It was hard to tell if this was a preseason game or an installment of Wrestlemania. The only things missing were Hulk Hogan entering M&T Bank Stadium like Ray Lewis, or Jimmy "Superfly" Snuka jumping off the top rope of Section 536.
Aren't coaches supposed to have discipline and restore order? Shouldn't Harbaugh have exhibited more control? Instead, he looked like younger brother Jim after his run-in with former Detroit Lions head coach Jim Schwartz a couple of years ago.
John Harbaugh knows better, but he has been off kilter recently. We saw the first signs about two weeks ago with his comments about supporting Republican presidential candidate Donald Trump's idea to build a wall at the border of the United States and Mexico to cut down on illegal immigrants.
It was unprompted, a Harbaugh tangent. But this is a great time for Bisciotti to remind Harbaugh that sports are the great escape. It's a time to get away from reality, which can be tough and cruel. This is supposed to be about fun and games.

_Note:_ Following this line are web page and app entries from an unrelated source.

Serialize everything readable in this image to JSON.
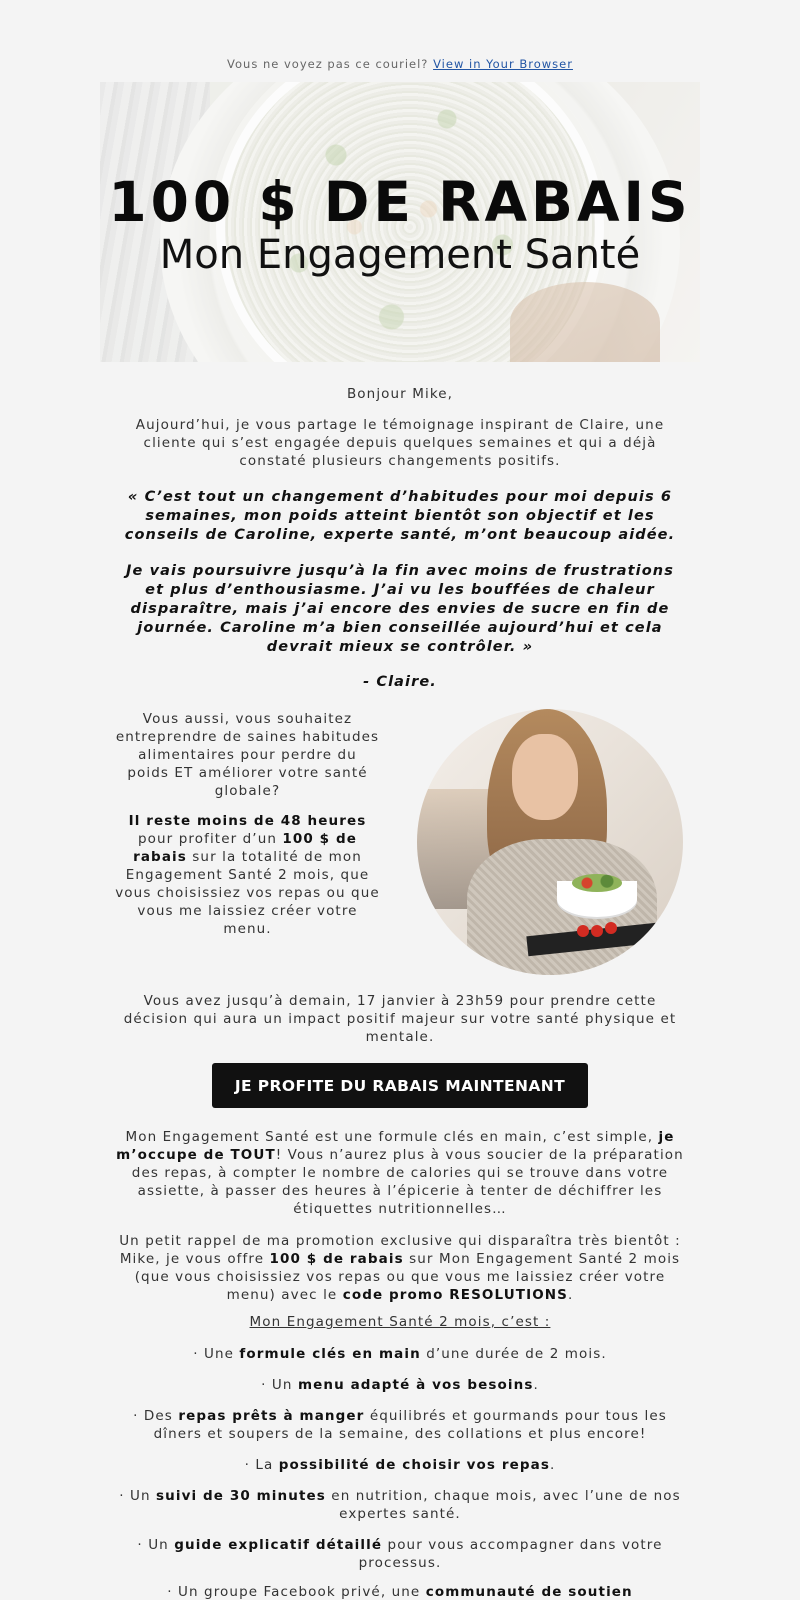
{
  "preheader": {
    "text": "Vous ne voyez pas ce couriel?",
    "link": "View in Your Browser"
  },
  "hero": {
    "title": "100 $ DE RABAIS",
    "subtitle": "Mon Engagement Santé"
  },
  "greeting": "Bonjour Mike,",
  "intro": "Aujourd’hui, je vous partage le témoignage inspirant de Claire, une cliente qui s’est engagée depuis quelques semaines et qui a déjà constaté plusieurs changements positifs.",
  "quote": {
    "p1": "« C’est tout un changement d’habitudes pour moi depuis 6 semaines, mon poids atteint bientôt son objectif et les conseils de Caroline, experte santé, m’ont beaucoup aidée.",
    "p2": "Je vais poursuivre jusqu’à la fin avec moins de frustrations et plus d’enthousiasme. J’ai vu les bouffées de chaleur disparaître, mais j’ai encore des envies de sucre en fin de journée. Caroline m’a bien conseillée aujourd’hui et cela devrait mieux se contrôler. »",
    "signature": "- Claire."
  },
  "column": {
    "p1": "Vous aussi, vous souhaitez entreprendre de saines habitudes alimentaires pour perdre du poids ET améliorer votre santé globale?",
    "p2_bold1": "Il reste moins de 48 heures",
    "p2_text1": " pour profiter d’un ",
    "p2_bold2": "100 $ de rabais",
    "p2_text2": " sur la totalité de mon Engagement Santé 2 mois, que vous choisissiez vos repas ou que vous me laissiez créer votre menu."
  },
  "deadline": "Vous avez jusqu’à demain, 17 janvier à 23h59 pour prendre cette décision qui aura un impact positif majeur sur votre santé physique et mentale.",
  "cta": "JE PROFITE DU RABAIS MAINTENANT",
  "formula": {
    "t1": "Mon Engagement Santé est une formule clés en main, c’est simple, ",
    "b1": "je m’occupe de TOUT",
    "t2": "! Vous n’aurez plus à vous soucier de la préparation des repas, à compter le nombre de calories qui se trouve dans votre assiette, à passer des heures à l’épicerie à tenter de déchiffrer les étiquettes nutritionnelles…"
  },
  "promo": {
    "t1": "Un petit rappel de ma promotion exclusive qui disparaîtra très bientôt : Mike, je vous offre ",
    "b1": "100 $ de rabais",
    "t2": " sur Mon Engagement Santé 2 mois (que vous choisissiez vos repas ou que vous me laissiez créer votre menu) avec le ",
    "b2": "code promo RESOLUTIONS",
    "t3": "."
  },
  "list_title": "Mon Engagement Santé 2 mois, c’est :",
  "bullets": [
    {
      "pre": "· Une ",
      "bold": "formule clés en main",
      "post": " d’une durée de 2 mois."
    },
    {
      "pre": "· Un ",
      "bold": "menu adapté à vos besoins",
      "post": "."
    },
    {
      "pre": "· Des ",
      "bold": "repas prêts à manger",
      "post": " équilibrés et gourmands pour tous les dîners et soupers de la semaine, des collations et plus encore!"
    },
    {
      "pre": "· La ",
      "bold": "possibilité de choisir vos repas",
      "post": "."
    },
    {
      "pre": "· Un ",
      "bold": "suivi de 30 minutes",
      "post": " en nutrition, chaque mois, avec l’une de nos expertes santé."
    },
    {
      "pre": "· Un ",
      "bold": "guide explicatif détaillé",
      "post": " pour vous accompagner dans votre processus."
    },
    {
      "pre": "· Un groupe Facebook privé, une ",
      "bold": "communauté de soutien",
      "post": ""
    }
  ]
}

Instead of his insights on politics, how about information on why it is taking Breshad Perriman's sprained knee so long to heal, or why this team can't develop a legitimate No. 1 receiver?
Fans would like to know why the Ravens seemed to have no interest in playing Philadelphia after a few days of joint practices and how they plan to improve when they stay on the road between games on two trips to the West Coast this season.

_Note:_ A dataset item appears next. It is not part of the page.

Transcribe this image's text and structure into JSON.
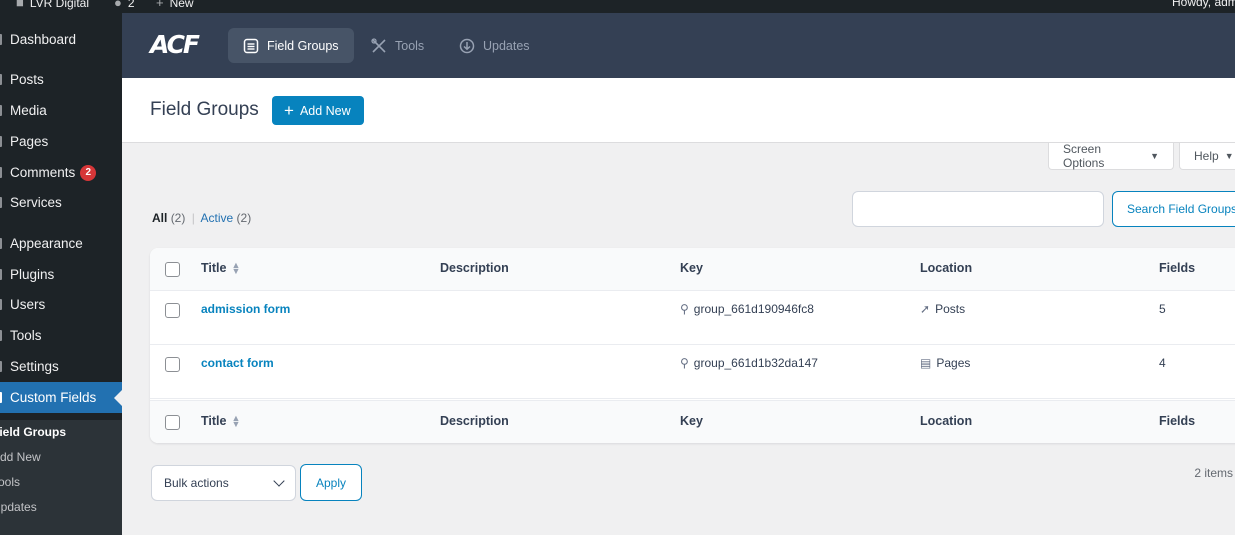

They'd like to know if it was a bad precedent to have your star receiver in a luxury suite with his family after being ejected from a game.
It doesn't make sense when Harbaugh challenges the character of the Eagles for criticizing Suggs after he hit quarterback Sam Bradford near his surgically repaired knees, yet nine Ravens were arrested in a recent 13-month period. Or maybe we should just mention this name: Ray Rice.

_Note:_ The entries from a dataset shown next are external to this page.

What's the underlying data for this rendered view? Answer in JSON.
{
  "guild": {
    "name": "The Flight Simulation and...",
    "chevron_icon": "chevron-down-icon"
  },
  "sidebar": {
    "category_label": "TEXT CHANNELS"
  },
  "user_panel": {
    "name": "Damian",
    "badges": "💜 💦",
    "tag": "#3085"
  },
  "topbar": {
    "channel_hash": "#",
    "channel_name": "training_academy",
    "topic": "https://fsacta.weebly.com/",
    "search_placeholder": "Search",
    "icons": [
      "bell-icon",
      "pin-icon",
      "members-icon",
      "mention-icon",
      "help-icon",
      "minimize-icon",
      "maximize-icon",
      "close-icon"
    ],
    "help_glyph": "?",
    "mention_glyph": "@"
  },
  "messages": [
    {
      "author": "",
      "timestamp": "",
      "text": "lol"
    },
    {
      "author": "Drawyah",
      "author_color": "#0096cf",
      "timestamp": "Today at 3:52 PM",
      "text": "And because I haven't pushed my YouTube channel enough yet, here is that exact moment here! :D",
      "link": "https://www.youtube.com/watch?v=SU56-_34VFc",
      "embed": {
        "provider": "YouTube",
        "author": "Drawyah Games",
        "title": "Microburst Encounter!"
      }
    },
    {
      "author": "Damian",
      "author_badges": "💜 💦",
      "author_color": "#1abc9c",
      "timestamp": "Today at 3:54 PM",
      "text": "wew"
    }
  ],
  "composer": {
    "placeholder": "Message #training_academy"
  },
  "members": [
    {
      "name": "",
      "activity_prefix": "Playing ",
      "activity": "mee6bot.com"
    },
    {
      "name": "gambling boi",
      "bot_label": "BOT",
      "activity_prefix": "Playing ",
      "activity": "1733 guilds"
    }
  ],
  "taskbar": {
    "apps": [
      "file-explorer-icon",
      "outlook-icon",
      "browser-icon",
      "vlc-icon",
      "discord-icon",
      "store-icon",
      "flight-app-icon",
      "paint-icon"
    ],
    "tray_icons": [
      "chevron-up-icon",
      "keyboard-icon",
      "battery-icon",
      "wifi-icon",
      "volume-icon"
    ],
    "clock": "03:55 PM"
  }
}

If he continues, Harbaugh could become the new version of Sam Wyche, the fiery former Cincinnati Bengals coach who began a political career after leaving the NFL.
For now, instead of acting like Jim, he should just be John.
John was just as combative and feisty as Jim with a sideline reporter Saturday night when the reporter simply asked him about a skirmish on the field and the Ravens giving up another touchdown in the final two minutes of the first half.
They were valid questions, but Harbaugh didn't think so, saying "give me a good question and I'll answer it." On Monday, he acknowledged his behavior, telling reporters "hopefully, I can improve at that."
Defenders of Harbaugh will say that football is an emotional game, and the reporter caught Harbaugh at the wrong time. That excuse is old and lame. We all face emotional issues every day. That doesn't give us the right to treat others poorly and act like a fool.
What is missing here is what happened the week before during another halftime interview. Right before he was supposed to go on the air Harbaugh sprinted toward the reporter like he was a bull charging a matador. It was just so strange, so bizarre. He ended the interview by apparently pushing down the camera.
The Ravens apparently have agreed to halftime interviews, and until the format changes, Harbaugh should act professionally.
The Ravens might need to calm Harbaugh down. It's just not one incident, but a collection of several in recent weeks. It's not unusual for coaches to have this problem. Some want to be general managers, too, but can't handle both jobs. Some can do radio and TV shows, but others can't. A good boss knows his coach's limitations. Harbaugh seems to know his.
"Those halftime interviews are tough, and I don't think I'm very good at it," Harbaugh said Monday. "I haven't been very good at it. I haven't been very good with the national group, haven't been very good with the local group — I think that's pretty well documented."
The Ravens need to recognize those shortcomings now, and act. They need John, not Jim.